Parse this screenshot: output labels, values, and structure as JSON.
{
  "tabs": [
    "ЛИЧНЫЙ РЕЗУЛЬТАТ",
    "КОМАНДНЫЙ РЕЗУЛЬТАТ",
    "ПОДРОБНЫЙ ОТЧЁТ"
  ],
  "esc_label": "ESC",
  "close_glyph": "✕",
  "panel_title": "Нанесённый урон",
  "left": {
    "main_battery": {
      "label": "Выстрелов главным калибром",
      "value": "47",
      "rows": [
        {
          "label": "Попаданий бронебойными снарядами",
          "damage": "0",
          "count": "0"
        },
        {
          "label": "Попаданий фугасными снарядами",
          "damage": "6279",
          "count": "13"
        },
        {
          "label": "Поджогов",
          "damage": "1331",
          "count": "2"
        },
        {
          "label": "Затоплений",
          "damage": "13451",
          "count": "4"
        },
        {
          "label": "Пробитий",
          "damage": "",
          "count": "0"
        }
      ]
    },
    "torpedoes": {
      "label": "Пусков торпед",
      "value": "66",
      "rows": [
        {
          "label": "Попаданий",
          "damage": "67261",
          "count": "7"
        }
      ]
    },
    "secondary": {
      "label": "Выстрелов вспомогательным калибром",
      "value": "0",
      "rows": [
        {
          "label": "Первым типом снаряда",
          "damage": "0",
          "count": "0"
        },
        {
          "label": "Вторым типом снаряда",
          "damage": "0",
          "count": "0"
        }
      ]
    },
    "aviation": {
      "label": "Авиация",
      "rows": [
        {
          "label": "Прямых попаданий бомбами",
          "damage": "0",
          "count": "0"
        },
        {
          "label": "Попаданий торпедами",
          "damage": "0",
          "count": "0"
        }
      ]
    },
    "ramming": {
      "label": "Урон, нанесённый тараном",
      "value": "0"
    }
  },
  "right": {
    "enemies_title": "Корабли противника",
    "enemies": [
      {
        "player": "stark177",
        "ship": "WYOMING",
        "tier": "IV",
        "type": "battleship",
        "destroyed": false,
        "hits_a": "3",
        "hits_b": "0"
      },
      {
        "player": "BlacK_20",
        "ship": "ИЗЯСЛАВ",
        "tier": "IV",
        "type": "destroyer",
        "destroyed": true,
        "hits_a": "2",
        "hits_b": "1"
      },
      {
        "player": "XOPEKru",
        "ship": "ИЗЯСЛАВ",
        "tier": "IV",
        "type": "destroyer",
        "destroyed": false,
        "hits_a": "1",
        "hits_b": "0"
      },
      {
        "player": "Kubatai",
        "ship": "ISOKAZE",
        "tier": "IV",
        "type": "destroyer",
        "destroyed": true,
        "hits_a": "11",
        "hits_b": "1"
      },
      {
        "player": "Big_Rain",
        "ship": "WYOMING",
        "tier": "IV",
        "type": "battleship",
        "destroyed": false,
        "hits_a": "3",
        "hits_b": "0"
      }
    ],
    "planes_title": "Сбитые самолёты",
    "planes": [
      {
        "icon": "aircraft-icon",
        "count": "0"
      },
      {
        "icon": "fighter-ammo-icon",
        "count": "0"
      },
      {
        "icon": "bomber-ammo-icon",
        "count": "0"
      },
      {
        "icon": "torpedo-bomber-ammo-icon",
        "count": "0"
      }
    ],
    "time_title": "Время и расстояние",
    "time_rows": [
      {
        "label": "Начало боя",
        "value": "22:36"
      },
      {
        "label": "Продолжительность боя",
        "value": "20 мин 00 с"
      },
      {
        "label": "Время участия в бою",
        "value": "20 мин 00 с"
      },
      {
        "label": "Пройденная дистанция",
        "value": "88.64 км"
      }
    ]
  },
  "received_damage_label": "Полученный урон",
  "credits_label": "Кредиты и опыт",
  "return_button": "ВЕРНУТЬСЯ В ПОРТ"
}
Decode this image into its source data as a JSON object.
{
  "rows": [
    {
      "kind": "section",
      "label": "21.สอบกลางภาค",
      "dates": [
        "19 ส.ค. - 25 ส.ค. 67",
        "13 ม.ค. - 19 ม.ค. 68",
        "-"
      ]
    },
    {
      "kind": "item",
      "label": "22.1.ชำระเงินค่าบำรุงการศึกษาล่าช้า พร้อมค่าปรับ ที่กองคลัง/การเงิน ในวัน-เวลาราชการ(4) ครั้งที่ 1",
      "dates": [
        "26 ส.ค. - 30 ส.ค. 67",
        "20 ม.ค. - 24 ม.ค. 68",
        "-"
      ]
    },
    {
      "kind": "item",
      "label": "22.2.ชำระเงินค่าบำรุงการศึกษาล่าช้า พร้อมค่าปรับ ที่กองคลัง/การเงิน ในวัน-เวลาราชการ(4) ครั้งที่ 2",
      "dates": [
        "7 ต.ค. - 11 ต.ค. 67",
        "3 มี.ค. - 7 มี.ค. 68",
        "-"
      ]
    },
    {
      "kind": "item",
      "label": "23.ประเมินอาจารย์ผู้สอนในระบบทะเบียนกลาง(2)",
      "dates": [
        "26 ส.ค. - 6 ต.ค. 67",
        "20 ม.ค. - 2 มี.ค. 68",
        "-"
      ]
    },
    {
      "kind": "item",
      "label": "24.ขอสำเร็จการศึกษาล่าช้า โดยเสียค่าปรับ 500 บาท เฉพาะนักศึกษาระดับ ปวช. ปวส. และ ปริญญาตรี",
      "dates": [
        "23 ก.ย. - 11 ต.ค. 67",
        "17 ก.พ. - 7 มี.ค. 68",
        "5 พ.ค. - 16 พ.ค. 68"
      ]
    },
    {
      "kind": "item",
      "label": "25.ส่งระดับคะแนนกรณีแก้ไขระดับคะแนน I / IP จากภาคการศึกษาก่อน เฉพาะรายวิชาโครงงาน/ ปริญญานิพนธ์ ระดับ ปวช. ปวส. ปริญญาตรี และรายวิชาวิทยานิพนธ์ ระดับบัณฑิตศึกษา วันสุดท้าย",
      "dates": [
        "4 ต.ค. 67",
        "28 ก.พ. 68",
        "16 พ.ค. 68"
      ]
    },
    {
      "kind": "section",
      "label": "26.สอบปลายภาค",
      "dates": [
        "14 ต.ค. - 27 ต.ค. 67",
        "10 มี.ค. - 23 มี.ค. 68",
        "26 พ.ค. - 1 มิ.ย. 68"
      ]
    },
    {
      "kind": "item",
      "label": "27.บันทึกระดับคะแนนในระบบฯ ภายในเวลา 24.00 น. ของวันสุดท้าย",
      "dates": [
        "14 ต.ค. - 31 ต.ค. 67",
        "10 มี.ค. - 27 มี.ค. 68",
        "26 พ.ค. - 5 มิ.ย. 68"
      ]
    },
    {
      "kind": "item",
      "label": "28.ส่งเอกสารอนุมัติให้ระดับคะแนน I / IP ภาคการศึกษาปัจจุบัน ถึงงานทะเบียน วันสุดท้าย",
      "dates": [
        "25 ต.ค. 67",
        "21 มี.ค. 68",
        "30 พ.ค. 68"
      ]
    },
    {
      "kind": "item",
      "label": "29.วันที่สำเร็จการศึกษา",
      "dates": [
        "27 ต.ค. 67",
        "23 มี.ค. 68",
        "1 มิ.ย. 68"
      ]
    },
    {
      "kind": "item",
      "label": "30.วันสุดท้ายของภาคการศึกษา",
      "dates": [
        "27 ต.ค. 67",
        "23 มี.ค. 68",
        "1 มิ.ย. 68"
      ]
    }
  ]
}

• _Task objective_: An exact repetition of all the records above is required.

• _Problem solution_:
Parse this screenshot: output labels, values, and structure as JSON.
{
  "tabs": [
    "ЛИЧНЫЙ РЕЗУЛЬТАТ",
    "КОМАНДНЫЙ РЕЗУЛЬТАТ",
    "ПОДРОБНЫЙ ОТЧЁТ"
  ],
  "esc_label": "ESC",
  "close_glyph": "✕",
  "panel_title": "Нанесённый урон",
  "left": {
    "main_battery": {
      "label": "Выстрелов главным калибром",
      "value": "47",
      "rows": [
        {
          "label": "Попаданий бронебойными снарядами",
          "damage": "0",
          "count": "0"
        },
        {
          "label": "Попаданий фугасными снарядами",
          "damage": "6279",
          "count": "13"
        },
        {
          "label": "Поджогов",
          "damage": "1331",
          "count": "2"
        },
        {
          "label": "Затоплений",
          "damage": "13451",
          "count": "4"
        },
        {
          "label": "Пробитий",
          "damage": "",
          "count": "0"
        }
      ]
    },
    "torpedoes": {
      "label": "Пусков торпед",
      "value": "66",
      "rows": [
        {
          "label": "Попаданий",
          "damage": "67261",
          "count": "7"
        }
      ]
    },
    "secondary": {
      "label": "Выстрелов вспомогательным калибром",
      "value": "0",
      "rows": [
        {
          "label": "Первым типом снаряда",
          "damage": "0",
          "count": "0"
        },
        {
          "label": "Вторым типом снаряда",
          "damage": "0",
          "count": "0"
        }
      ]
    },
    "aviation": {
      "label": "Авиация",
      "rows": [
        {
          "label": "Прямых попаданий бомбами",
          "damage": "0",
          "count": "0"
        },
        {
          "label": "Попаданий торпедами",
          "damage": "0",
          "count": "0"
        }
      ]
    },
    "ramming": {
      "label": "Урон, нанесённый тараном",
      "value": "0"
    }
  },
  "right": {
    "enemies_title": "Корабли противника",
    "enemies": [
      {
        "player": "stark177",
        "ship": "WYOMING",
        "tier": "IV",
        "type": "battleship",
        "destroyed": false,
        "hits_a": "3",
        "hits_b": "0"
      },
      {
        "player": "BlacK_20",
        "ship": "ИЗЯСЛАВ",
        "tier": "IV",
        "type": "destroyer",
        "destroyed": true,
        "hits_a": "2",
        "hits_b": "1"
      },
      {
        "player": "XOPEKru",
        "ship": "ИЗЯСЛАВ",
        "tier": "IV",
        "type": "destroyer",
        "destroyed": false,
        "hits_a": "1",
        "hits_b": "0"
      },
      {
        "player": "Kubatai",
        "ship": "ISOKAZE",
        "tier": "IV",
        "type": "destroyer",
        "destroyed": true,
        "hits_a": "11",
        "hits_b": "1"
      },
      {
        "player": "Big_Rain",
        "ship": "WYOMING",
        "tier": "IV",
        "type": "battleship",
        "destroyed": false,
        "hits_a": "3",
        "hits_b": "0"
      }
    ],
    "planes_title": "Сбитые самолёты",
    "planes": [
      {
        "icon": "aircraft-icon",
        "count": "0"
      },
      {
        "icon": "fighter-ammo-icon",
        "count": "0"
      },
      {
        "icon": "bomber-ammo-icon",
        "count": "0"
      },
      {
        "icon": "torpedo-bomber-ammo-icon",
        "count": "0"
      }
    ],
    "time_title": "Время и расстояние",
    "time_rows": [
      {
        "label": "Начало боя",
        "value": "22:36"
      },
      {
        "label": "Продолжительность боя",
        "value": "20 мин 00 с"
      },
      {
        "label": "Время участия в бою",
        "value": "20 мин 00 с"
      },
      {
        "label": "Пройденная дистанция",
        "value": "88.64 км"
      }
    ]
  },
  "received_damage_label": "Полученный урон",
  "credits_label": "Кредиты и опыт",
  "return_button": "ВЕРНУТЬСЯ В ПОРТ"
}
Decode this image into its source data as a JSON object.
{
  "rows": [
    {
      "kind": "section",
      "label": "21.สอบกลางภาค",
      "dates": [
        "19 ส.ค. - 25 ส.ค. 67",
        "13 ม.ค. - 19 ม.ค. 68",
        "-"
      ]
    },
    {
      "kind": "item",
      "label": "22.1.ชำระเงินค่าบำรุงการศึกษาล่าช้า พร้อมค่าปรับ ที่กองคลัง/การเงิน ในวัน-เวลาราชการ(4) ครั้งที่ 1",
      "dates": [
        "26 ส.ค. - 30 ส.ค. 67",
        "20 ม.ค. - 24 ม.ค. 68",
        "-"
      ]
    },
    {
      "kind": "item",
      "label": "22.2.ชำระเงินค่าบำรุงการศึกษาล่าช้า พร้อมค่าปรับ ที่กองคลัง/การเงิน ในวัน-เวลาราชการ(4) ครั้งที่ 2",
      "dates": [
        "7 ต.ค. - 11 ต.ค. 67",
        "3 มี.ค. - 7 มี.ค. 68",
        "-"
      ]
    },
    {
      "kind": "item",
      "label": "23.ประเมินอาจารย์ผู้สอนในระบบทะเบียนกลาง(2)",
      "dates": [
        "26 ส.ค. - 6 ต.ค. 67",
        "20 ม.ค. - 2 มี.ค. 68",
        "-"
      ]
    },
    {
      "kind": "item",
      "label": "24.ขอสำเร็จการศึกษาล่าช้า โดยเสียค่าปรับ 500 บาท เฉพาะนักศึกษาระดับ ปวช. ปวส. และ ปริญญาตรี",
      "dates": [
        "23 ก.ย. - 11 ต.ค. 67",
        "17 ก.พ. - 7 มี.ค. 68",
        "5 พ.ค. - 16 พ.ค. 68"
      ]
    },
    {
      "kind": "item",
      "label": "25.ส่งระดับคะแนนกรณีแก้ไขระดับคะแนน I / IP จากภาคการศึกษาก่อน เฉพาะรายวิชาโครงงาน/ ปริญญานิพนธ์ ระดับ ปวช. ปวส. ปริญญาตรี และรายวิชาวิทยานิพนธ์ ระดับบัณฑิตศึกษา วันสุดท้าย",
      "dates": [
        "4 ต.ค. 67",
        "28 ก.พ. 68",
        "16 พ.ค. 68"
      ]
    },
    {
      "kind": "section",
      "label": "26.สอบปลายภาค",
      "dates": [
        "14 ต.ค. - 27 ต.ค. 67",
        "10 มี.ค. - 23 มี.ค. 68",
        "26 พ.ค. - 1 มิ.ย. 68"
      ]
    },
    {
      "kind": "item",
      "label": "27.บันทึกระดับคะแนนในระบบฯ ภายในเวลา 24.00 น. ของวันสุดท้าย",
      "dates": [
        "14 ต.ค. - 31 ต.ค. 67",
        "10 มี.ค. - 27 มี.ค. 68",
        "26 พ.ค. - 5 มิ.ย. 68"
      ]
    },
    {
      "kind": "item",
      "label": "28.ส่งเอกสารอนุมัติให้ระดับคะแนน I / IP ภาคการศึกษาปัจจุบัน ถึงงานทะเบียน วันสุดท้าย",
      "dates": [
        "25 ต.ค. 67",
        "21 มี.ค. 68",
        "30 พ.ค. 68"
      ]
    },
    {
      "kind": "item",
      "label": "29.วันที่สำเร็จการศึกษา",
      "dates": [
        "27 ต.ค. 67",
        "23 มี.ค. 68",
        "1 มิ.ย. 68"
      ]
    },
    {
      "kind": "item",
      "label": "30.วันสุดท้ายของภาคการศึกษา",
      "dates": [
        "27 ต.ค. 67",
        "23 มี.ค. 68",
        "1 มิ.ย. 68"
      ]
    }
  ]
}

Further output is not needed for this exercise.